Iteration

Lesson

A common type of problem is to find all possible sets of numbers that sum to a target. Here's an example of this:

**Problem:** Print out all positive integers `a`

, `b`

, and `c`

that sum to the number 10.

$\notag
\large \texttt{a + b + c = 10}$

You might think to do a brute force solution like this:

Time Complexity $O(n^3)$. We have a triple for-loop.

Space Complexity $O(1)$.

But you can actually do much better than brute-force. Whenever you see a problem like this, you can always write one of the variables using the other variables. Here, you can subtract a and b from both sides of the equation to solve for c, like this:

$\notag
\large \texttt{c = 10 - a - b}$

This equation tells you that the value of `c`

is completely determined by the values of `a`

and `b`

. This is because `c = 10 - a - b`

. This means we don't need to loop over it. Here's the above code, but where we removed the for-loop over c:
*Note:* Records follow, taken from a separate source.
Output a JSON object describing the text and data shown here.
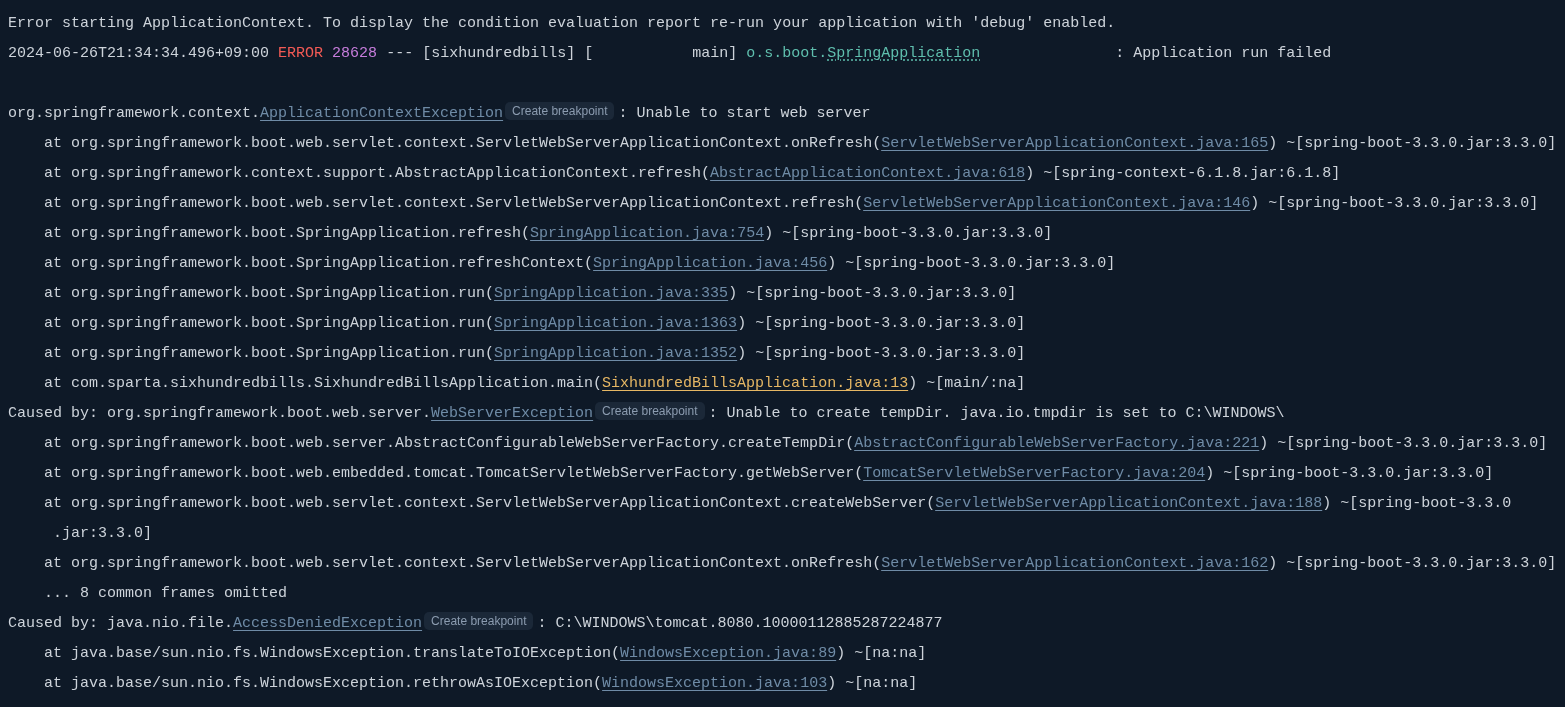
{
  "console": {
    "lines": [
      {
        "kind": "text",
        "text": "Error starting ApplicationContext. To display the condition evaluation report re-run your application with 'debug' enabled."
      },
      {
        "kind": "log",
        "timestamp": "2024-06-26T21:34:34.496+09:00",
        "level": "ERROR",
        "pid": "28628",
        "separator": "---",
        "app": "[sixhundredbills]",
        "thread": "[           main]",
        "logger_package": "o.s.boot.",
        "logger_class": "SpringApplication",
        "message": ": Application run failed"
      },
      {
        "kind": "blank"
      },
      {
        "kind": "exception",
        "prefix": "org.springframework.context.",
        "link": "ApplicationContextException",
        "badge": "Create breakpoint",
        "message": ": Unable to start web server"
      },
      {
        "kind": "frame",
        "text": "at org.springframework.boot.web.servlet.context.ServletWebServerApplicationContext.onRefresh(",
        "link": "ServletWebServerApplicationContext.java:165",
        "suffix": ") ~[spring-boot-3.3.0.jar:3.3.0]",
        "project_file": false
      },
      {
        "kind": "frame",
        "text": "at org.springframework.context.support.AbstractApplicationContext.refresh(",
        "link": "AbstractApplicationContext.java:618",
        "suffix": ") ~[spring-context-6.1.8.jar:6.1.8]",
        "project_file": false
      },
      {
        "kind": "frame",
        "text": "at org.springframework.boot.web.servlet.context.ServletWebServerApplicationContext.refresh(",
        "link": "ServletWebServerApplicationContext.java:146",
        "suffix": ") ~[spring-boot-3.3.0.jar:3.3.0]",
        "project_file": false
      },
      {
        "kind": "frame",
        "text": "at org.springframework.boot.SpringApplication.refresh(",
        "link": "SpringApplication.java:754",
        "suffix": ") ~[spring-boot-3.3.0.jar:3.3.0]",
        "project_file": false
      },
      {
        "kind": "frame",
        "text": "at org.springframework.boot.SpringApplication.refreshContext(",
        "link": "SpringApplication.java:456",
        "suffix": ") ~[spring-boot-3.3.0.jar:3.3.0]",
        "project_file": false
      },
      {
        "kind": "frame",
        "text": "at org.springframework.boot.SpringApplication.run(",
        "link": "SpringApplication.java:335",
        "suffix": ") ~[spring-boot-3.3.0.jar:3.3.0]",
        "project_file": false
      },
      {
        "kind": "frame",
        "text": "at org.springframework.boot.SpringApplication.run(",
        "link": "SpringApplication.java:1363",
        "suffix": ") ~[spring-boot-3.3.0.jar:3.3.0]",
        "project_file": false
      },
      {
        "kind": "frame",
        "text": "at org.springframework.boot.SpringApplication.run(",
        "link": "SpringApplication.java:1352",
        "suffix": ") ~[spring-boot-3.3.0.jar:3.3.0]",
        "project_file": false
      },
      {
        "kind": "frame",
        "text": "at com.sparta.sixhundredbills.SixhundredBillsApplication.main(",
        "link": "SixhundredBillsApplication.java:13",
        "suffix": ") ~[main/:na]",
        "project_file": true
      },
      {
        "kind": "exception",
        "prefix": "Caused by: org.springframework.boot.web.server.",
        "link": "WebServerException",
        "badge": "Create breakpoint",
        "message": ": Unable to create tempDir. java.io.tmpdir is set to C:\\WINDOWS\\"
      },
      {
        "kind": "frame",
        "text": "at org.springframework.boot.web.server.AbstractConfigurableWebServerFactory.createTempDir(",
        "link": "AbstractConfigurableWebServerFactory.java:221",
        "suffix": ") ~[spring-boot-3.3.0.jar:3.3.0]",
        "project_file": false
      },
      {
        "kind": "frame",
        "text": "at org.springframework.boot.web.embedded.tomcat.TomcatServletWebServerFactory.getWebServer(",
        "link": "TomcatServletWebServerFactory.java:204",
        "suffix": ") ~[spring-boot-3.3.0.jar:3.3.0]",
        "project_file": false
      },
      {
        "kind": "frame",
        "text": "at org.springframework.boot.web.servlet.context.ServletWebServerApplicationContext.createWebServer(",
        "link": "ServletWebServerApplicationContext.java:188",
        "suffix": ") ~[spring-boot-3.3.0",
        "project_file": false
      },
      {
        "kind": "continuation",
        "text": ".jar:3.3.0]"
      },
      {
        "kind": "frame",
        "text": "at org.springframework.boot.web.servlet.context.ServletWebServerApplicationContext.onRefresh(",
        "link": "ServletWebServerApplicationContext.java:162",
        "suffix": ") ~[spring-boot-3.3.0.jar:3.3.0]",
        "project_file": false
      },
      {
        "kind": "omitted",
        "text": "... 8 common frames omitted"
      },
      {
        "kind": "exception",
        "prefix": "Caused by: java.nio.file.",
        "link": "AccessDeniedException",
        "badge": "Create breakpoint",
        "message": ": C:\\WINDOWS\\tomcat.8080.10000112885287224877"
      },
      {
        "kind": "frame",
        "text": "at java.base/sun.nio.fs.WindowsException.translateToIOException(",
        "link": "WindowsException.java:89",
        "suffix": ") ~[na:na]",
        "project_file": false
      },
      {
        "kind": "frame",
        "text": "at java.base/sun.nio.fs.WindowsException.rethrowAsIOException(",
        "link": "WindowsException.java:103",
        "suffix": ") ~[na:na]",
        "project_file": false
      }
    ]
  }
}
Time Complexity $O(n^2)$. We have a double for-loop.

Space Complexity $O(1)$.

Mark as Completed: